§ Exercise
Please output every entry below precisely as written.

(Stored entries)
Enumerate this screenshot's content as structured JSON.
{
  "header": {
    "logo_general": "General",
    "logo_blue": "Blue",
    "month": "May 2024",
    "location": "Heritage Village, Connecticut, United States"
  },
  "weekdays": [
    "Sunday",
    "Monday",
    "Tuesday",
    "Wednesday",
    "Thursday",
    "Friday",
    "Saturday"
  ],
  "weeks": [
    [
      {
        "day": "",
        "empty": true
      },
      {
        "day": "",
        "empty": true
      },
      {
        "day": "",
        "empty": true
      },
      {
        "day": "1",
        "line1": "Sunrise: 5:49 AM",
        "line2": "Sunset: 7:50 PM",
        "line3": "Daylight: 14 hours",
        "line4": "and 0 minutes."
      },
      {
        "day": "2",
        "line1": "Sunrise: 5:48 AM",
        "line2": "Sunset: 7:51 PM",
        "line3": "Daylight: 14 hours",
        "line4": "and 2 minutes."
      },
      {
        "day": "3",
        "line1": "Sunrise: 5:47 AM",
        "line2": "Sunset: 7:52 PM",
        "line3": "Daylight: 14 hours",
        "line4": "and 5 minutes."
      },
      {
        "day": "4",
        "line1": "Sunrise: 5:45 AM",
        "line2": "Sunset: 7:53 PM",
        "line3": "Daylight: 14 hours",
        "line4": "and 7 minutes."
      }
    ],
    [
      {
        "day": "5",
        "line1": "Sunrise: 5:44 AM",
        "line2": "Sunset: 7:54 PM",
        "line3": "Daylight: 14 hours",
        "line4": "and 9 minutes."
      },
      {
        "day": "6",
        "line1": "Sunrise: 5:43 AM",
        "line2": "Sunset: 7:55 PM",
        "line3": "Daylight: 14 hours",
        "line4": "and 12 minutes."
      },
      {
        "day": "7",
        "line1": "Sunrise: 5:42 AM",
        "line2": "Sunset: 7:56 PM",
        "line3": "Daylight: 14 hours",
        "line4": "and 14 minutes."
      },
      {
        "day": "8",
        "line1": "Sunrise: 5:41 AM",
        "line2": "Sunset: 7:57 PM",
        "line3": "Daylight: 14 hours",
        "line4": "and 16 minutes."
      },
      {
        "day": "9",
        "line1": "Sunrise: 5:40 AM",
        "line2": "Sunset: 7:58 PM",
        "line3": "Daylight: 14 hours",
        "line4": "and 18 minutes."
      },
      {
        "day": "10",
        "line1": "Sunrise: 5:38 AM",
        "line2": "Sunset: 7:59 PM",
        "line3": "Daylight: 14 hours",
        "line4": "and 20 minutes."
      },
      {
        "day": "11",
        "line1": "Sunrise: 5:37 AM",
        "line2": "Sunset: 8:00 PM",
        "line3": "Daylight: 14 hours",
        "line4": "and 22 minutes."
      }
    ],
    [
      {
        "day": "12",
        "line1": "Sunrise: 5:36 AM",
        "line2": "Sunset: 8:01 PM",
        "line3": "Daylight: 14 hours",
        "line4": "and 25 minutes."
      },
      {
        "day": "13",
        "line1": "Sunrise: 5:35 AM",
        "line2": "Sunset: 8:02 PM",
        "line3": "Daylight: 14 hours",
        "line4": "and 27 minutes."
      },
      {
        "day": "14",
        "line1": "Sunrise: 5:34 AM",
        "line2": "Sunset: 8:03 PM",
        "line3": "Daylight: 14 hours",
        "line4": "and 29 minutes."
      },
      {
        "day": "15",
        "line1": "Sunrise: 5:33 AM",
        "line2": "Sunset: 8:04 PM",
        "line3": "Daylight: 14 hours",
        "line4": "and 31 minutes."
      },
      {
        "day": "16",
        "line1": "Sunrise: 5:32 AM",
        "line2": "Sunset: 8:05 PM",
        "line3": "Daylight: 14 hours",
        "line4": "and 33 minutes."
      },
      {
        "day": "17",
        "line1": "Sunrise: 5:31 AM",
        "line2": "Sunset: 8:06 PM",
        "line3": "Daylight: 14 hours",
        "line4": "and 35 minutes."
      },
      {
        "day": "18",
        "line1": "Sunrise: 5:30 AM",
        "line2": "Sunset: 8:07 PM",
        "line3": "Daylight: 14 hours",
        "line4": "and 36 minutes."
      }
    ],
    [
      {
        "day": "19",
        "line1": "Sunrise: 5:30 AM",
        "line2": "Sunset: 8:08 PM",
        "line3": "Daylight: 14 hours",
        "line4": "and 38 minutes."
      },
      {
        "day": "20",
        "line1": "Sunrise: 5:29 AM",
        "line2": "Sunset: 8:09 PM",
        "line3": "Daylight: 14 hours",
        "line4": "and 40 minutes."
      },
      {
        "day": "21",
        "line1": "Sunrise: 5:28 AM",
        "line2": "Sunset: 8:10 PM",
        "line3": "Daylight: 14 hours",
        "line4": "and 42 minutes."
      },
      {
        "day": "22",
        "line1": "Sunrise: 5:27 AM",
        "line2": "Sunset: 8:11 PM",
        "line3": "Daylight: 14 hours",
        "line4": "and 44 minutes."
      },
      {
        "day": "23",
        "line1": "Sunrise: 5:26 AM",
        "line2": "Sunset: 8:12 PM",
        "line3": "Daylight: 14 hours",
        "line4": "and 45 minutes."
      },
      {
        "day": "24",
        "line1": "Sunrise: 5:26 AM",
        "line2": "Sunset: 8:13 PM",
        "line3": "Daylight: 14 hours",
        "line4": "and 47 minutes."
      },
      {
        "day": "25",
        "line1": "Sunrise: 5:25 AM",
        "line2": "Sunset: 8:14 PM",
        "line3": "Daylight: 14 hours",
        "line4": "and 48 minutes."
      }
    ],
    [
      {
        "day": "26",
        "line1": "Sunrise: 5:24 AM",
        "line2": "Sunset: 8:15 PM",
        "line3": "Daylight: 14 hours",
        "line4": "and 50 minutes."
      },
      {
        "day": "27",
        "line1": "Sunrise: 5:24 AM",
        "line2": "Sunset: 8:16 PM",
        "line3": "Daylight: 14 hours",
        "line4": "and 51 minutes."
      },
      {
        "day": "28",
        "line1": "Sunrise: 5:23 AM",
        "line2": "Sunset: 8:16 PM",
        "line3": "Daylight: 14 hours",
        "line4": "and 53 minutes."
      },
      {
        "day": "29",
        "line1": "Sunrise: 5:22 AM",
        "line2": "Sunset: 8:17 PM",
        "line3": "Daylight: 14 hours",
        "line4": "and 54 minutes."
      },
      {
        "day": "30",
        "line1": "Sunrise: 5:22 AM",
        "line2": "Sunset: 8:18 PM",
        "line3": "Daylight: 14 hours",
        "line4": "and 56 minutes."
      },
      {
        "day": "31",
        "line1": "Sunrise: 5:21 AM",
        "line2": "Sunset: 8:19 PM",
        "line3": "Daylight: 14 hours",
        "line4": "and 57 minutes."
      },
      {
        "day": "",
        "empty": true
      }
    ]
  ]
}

§ Exercise response
Enumerate this screenshot's content as structured JSON.
{
  "header": {
    "logo_general": "General",
    "logo_blue": "Blue",
    "month": "May 2024",
    "location": "Heritage Village, Connecticut, United States"
  },
  "weekdays": [
    "Sunday",
    "Monday",
    "Tuesday",
    "Wednesday",
    "Thursday",
    "Friday",
    "Saturday"
  ],
  "weeks": [
    [
      {
        "day": "",
        "empty": true
      },
      {
        "day": "",
        "empty": true
      },
      {
        "day": "",
        "empty": true
      },
      {
        "day": "1",
        "line1": "Sunrise: 5:49 AM",
        "line2": "Sunset: 7:50 PM",
        "line3": "Daylight: 14 hours",
        "line4": "and 0 minutes."
      },
      {
        "day": "2",
        "line1": "Sunrise: 5:48 AM",
        "line2": "Sunset: 7:51 PM",
        "line3": "Daylight: 14 hours",
        "line4": "and 2 minutes."
      },
      {
        "day": "3",
        "line1": "Sunrise: 5:47 AM",
        "line2": "Sunset: 7:52 PM",
        "line3": "Daylight: 14 hours",
        "line4": "and 5 minutes."
      },
      {
        "day": "4",
        "line1": "Sunrise: 5:45 AM",
        "line2": "Sunset: 7:53 PM",
        "line3": "Daylight: 14 hours",
        "line4": "and 7 minutes."
      }
    ],
    [
      {
        "day": "5",
        "line1": "Sunrise: 5:44 AM",
        "line2": "Sunset: 7:54 PM",
        "line3": "Daylight: 14 hours",
        "line4": "and 9 minutes."
      },
      {
        "day": "6",
        "line1": "Sunrise: 5:43 AM",
        "line2": "Sunset: 7:55 PM",
        "line3": "Daylight: 14 hours",
        "line4": "and 12 minutes."
      },
      {
        "day": "7",
        "line1": "Sunrise: 5:42 AM",
        "line2": "Sunset: 7:56 PM",
        "line3": "Daylight: 14 hours",
        "line4": "and 14 minutes."
      },
      {
        "day": "8",
        "line1": "Sunrise: 5:41 AM",
        "line2": "Sunset: 7:57 PM",
        "line3": "Daylight: 14 hours",
        "line4": "and 16 minutes."
      },
      {
        "day": "9",
        "line1": "Sunrise: 5:40 AM",
        "line2": "Sunset: 7:58 PM",
        "line3": "Daylight: 14 hours",
        "line4": "and 18 minutes."
      },
      {
        "day": "10",
        "line1": "Sunrise: 5:38 AM",
        "line2": "Sunset: 7:59 PM",
        "line3": "Daylight: 14 hours",
        "line4": "and 20 minutes."
      },
      {
        "day": "11",
        "line1": "Sunrise: 5:37 AM",
        "line2": "Sunset: 8:00 PM",
        "line3": "Daylight: 14 hours",
        "line4": "and 22 minutes."
      }
    ],
    [
      {
        "day": "12",
        "line1": "Sunrise: 5:36 AM",
        "line2": "Sunset: 8:01 PM",
        "line3": "Daylight: 14 hours",
        "line4": "and 25 minutes."
      },
      {
        "day": "13",
        "line1": "Sunrise: 5:35 AM",
        "line2": "Sunset: 8:02 PM",
        "line3": "Daylight: 14 hours",
        "line4": "and 27 minutes."
      },
      {
        "day": "14",
        "line1": "Sunrise: 5:34 AM",
        "line2": "Sunset: 8:03 PM",
        "line3": "Daylight: 14 hours",
        "line4": "and 29 minutes."
      },
      {
        "day": "15",
        "line1": "Sunrise: 5:33 AM",
        "line2": "Sunset: 8:04 PM",
        "line3": "Daylight: 14 hours",
        "line4": "and 31 minutes."
      },
      {
        "day": "16",
        "line1": "Sunrise: 5:32 AM",
        "line2": "Sunset: 8:05 PM",
        "line3": "Daylight: 14 hours",
        "line4": "and 33 minutes."
      },
      {
        "day": "17",
        "line1": "Sunrise: 5:31 AM",
        "line2": "Sunset: 8:06 PM",
        "line3": "Daylight: 14 hours",
        "line4": "and 35 minutes."
      },
      {
        "day": "18",
        "line1": "Sunrise: 5:30 AM",
        "line2": "Sunset: 8:07 PM",
        "line3": "Daylight: 14 hours",
        "line4": "and 36 minutes."
      }
    ],
    [
      {
        "day": "19",
        "line1": "Sunrise: 5:30 AM",
        "line2": "Sunset: 8:08 PM",
        "line3": "Daylight: 14 hours",
        "line4": "and 38 minutes."
      },
      {
        "day": "20",
        "line1": "Sunrise: 5:29 AM",
        "line2": "Sunset: 8:09 PM",
        "line3": "Daylight: 14 hours",
        "line4": "and 40 minutes."
      },
      {
        "day": "21",
        "line1": "Sunrise: 5:28 AM",
        "line2": "Sunset: 8:10 PM",
        "line3": "Daylight: 14 hours",
        "line4": "and 42 minutes."
      },
      {
        "day": "22",
        "line1": "Sunrise: 5:27 AM",
        "line2": "Sunset: 8:11 PM",
        "line3": "Daylight: 14 hours",
        "line4": "and 44 minutes."
      },
      {
        "day": "23",
        "line1": "Sunrise: 5:26 AM",
        "line2": "Sunset: 8:12 PM",
        "line3": "Daylight: 14 hours",
        "line4": "and 45 minutes."
      },
      {
        "day": "24",
        "line1": "Sunrise: 5:26 AM",
        "line2": "Sunset: 8:13 PM",
        "line3": "Daylight: 14 hours",
        "line4": "and 47 minutes."
      },
      {
        "day": "25",
        "line1": "Sunrise: 5:25 AM",
        "line2": "Sunset: 8:14 PM",
        "line3": "Daylight: 14 hours",
        "line4": "and 48 minutes."
      }
    ],
    [
      {
        "day": "26",
        "line1": "Sunrise: 5:24 AM",
        "line2": "Sunset: 8:15 PM",
        "line3": "Daylight: 14 hours",
        "line4": "and 50 minutes."
      },
      {
        "day": "27",
        "line1": "Sunrise: 5:24 AM",
        "line2": "Sunset: 8:16 PM",
        "line3": "Daylight: 14 hours",
        "line4": "and 51 minutes."
      },
      {
        "day": "28",
        "line1": "Sunrise: 5:23 AM",
        "line2": "Sunset: 8:16 PM",
        "line3": "Daylight: 14 hours",
        "line4": "and 53 minutes."
      },
      {
        "day": "29",
        "line1": "Sunrise: 5:22 AM",
        "line2": "Sunset: 8:17 PM",
        "line3": "Daylight: 14 hours",
        "line4": "and 54 minutes."
      },
      {
        "day": "30",
        "line1": "Sunrise: 5:22 AM",
        "line2": "Sunset: 8:18 PM",
        "line3": "Daylight: 14 hours",
        "line4": "and 56 minutes."
      },
      {
        "day": "31",
        "line1": "Sunrise: 5:21 AM",
        "line2": "Sunset: 8:19 PM",
        "line3": "Daylight: 14 hours",
        "line4": "and 57 minutes."
      },
      {
        "day": "",
        "empty": true
      }
    ]
  ]
}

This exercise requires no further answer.